In 2005, Holtz joined ESPN as a college football analyst. On May 1, 2008, Holtz was elected to the College Football Hall of Fame.
Vince Papale is a former professional American football player. He played three seasons with the Philadelphia Eagles of the National Football League following two seasons with the Philadelphia Bell of the World Football League. When Papale made the Eagles, he became, at age 30, the oldest rookie in the history of the NFL to play without the benefit of college football experience (other than kickers). He went on to play wide receiver and special teams for the Eagles from 1976 through 1978. During that time, he played in 41 of 44 regular season games, recording two fumble recoveries and one 15-yard reception. He was voted Special Teams Captain by his teammates and "Man of the Year" by the Eagles in 1978 for his many charitable activities. A shoulder injury ended his career in 1979. Papale’s story was the inspiration behind the 2006 film Invincible.
Plaxico Burress is a former American football wide receiver of the National Football League. He was drafted by the Pittsburgh Steelers eighth overall in the 2000 NFL Draft and also played for the New York Giants and the New York Jets. He caught the game-winning catch of Super Bowl XLII as the Giants beat the then-undefeated New England Patriots.
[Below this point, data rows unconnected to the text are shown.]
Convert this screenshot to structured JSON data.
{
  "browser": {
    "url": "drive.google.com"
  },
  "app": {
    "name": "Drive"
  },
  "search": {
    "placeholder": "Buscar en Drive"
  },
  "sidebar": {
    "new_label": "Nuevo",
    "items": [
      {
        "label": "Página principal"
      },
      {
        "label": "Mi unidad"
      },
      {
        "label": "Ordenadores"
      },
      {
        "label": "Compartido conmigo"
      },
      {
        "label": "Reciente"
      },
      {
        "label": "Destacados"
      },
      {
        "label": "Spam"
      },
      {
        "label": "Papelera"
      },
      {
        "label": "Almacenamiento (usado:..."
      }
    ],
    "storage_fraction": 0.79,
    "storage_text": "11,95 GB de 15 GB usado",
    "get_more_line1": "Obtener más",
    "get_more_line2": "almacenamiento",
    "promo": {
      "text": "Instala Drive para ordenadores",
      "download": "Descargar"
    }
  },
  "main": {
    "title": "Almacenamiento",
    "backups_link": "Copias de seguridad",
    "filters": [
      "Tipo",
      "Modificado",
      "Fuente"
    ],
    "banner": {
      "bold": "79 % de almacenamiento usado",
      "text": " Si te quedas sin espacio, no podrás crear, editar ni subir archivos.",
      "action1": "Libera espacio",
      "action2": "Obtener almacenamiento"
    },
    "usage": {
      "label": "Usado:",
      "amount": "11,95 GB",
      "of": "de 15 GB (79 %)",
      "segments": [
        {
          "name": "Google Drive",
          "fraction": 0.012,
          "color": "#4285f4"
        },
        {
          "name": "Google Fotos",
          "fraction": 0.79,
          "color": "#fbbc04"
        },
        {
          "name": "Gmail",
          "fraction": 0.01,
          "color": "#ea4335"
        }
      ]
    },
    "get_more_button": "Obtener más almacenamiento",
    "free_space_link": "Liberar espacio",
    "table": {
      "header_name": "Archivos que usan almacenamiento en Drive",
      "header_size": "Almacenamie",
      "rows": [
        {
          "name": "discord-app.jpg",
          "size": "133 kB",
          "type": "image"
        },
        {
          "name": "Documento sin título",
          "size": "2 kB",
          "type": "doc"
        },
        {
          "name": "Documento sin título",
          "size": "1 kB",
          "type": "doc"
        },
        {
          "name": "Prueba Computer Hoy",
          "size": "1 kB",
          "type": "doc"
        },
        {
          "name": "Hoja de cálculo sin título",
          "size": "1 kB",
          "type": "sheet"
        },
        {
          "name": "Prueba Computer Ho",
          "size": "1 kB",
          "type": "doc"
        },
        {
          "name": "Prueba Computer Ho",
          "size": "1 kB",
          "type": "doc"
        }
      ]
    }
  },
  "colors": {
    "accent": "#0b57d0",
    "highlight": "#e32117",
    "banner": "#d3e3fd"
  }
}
He played college football at Michigan State.
Robert Woods is an American football wide receiver for the Los Angeles Rams of the National Football League (NFL). He played college football at USC, where he was recognized as a consensus All-American. He was drafted by the Buffalo Bills in the second round of the 2013 NFL Draft. On March 9, 2017, after four seasons with the Bills, Woods was signed by the Los Angeles Rams to a five-year contract.
Woods has enjoyed a high level of success with the Rams. He finished his first season with 56 receptions for a career-high 781 receiving yards and five touchdown receptions. His second season saw his productivity increase even more as he finished the 2018 season with 86 receptions for 1,219 receiving yards and six receiving touchdowns.
Harold Baines is an American former Major League Baseball designated hitter and right fielder with the Chicago White Sox, Texas Rangers, Oakland Athletics, Baltimore Orioles and Cleveland Indians between 1980 and 2001. Baines batted and threw left-handed. He is best known for his three stints with the Chicago White Sox, a team he coached with until 2015, before moving into a role of team ambassador and spring training instructor.
Baines ranked seventh in AL history in games played (2,830) and tenth in runs batted in (1,628) upon his retirement. Noted as well for his power hitting in clutch situations, he is tied for seventh in AL history in grand slams (13), fourth in three home run games (3), and tied for seventh in major league history in walk-off home runs (10). Baines batted over .300 eight times and hit .324 in 31 career postseason games, topping the .350 mark in five separate series.
A six-time All-Star, he led the AL in slugging average in 1984. He held the White Sox team record for career home runs from 1987 until Carlton Fisk passed him in 1990; his eventual total of 221 remains the club record for left-handed hitters, as do his 981 RBI and 585 extra base hits with the team. His 1,652 games as a designated hitter are a major league record, and he held the mark for career home runs as a DH (236) until Edgar Martínez passed him in 2004. He also led the major leagues in hits as a DH (1,688) until the mark was surpassed by David Ortiz on July 10, 2013.
Harold Baines is a member of the 2019 Hall of Fame class; he was elected to the Baseball Hall of Fame on December 9, 2018, by the Today's Game Era Committee.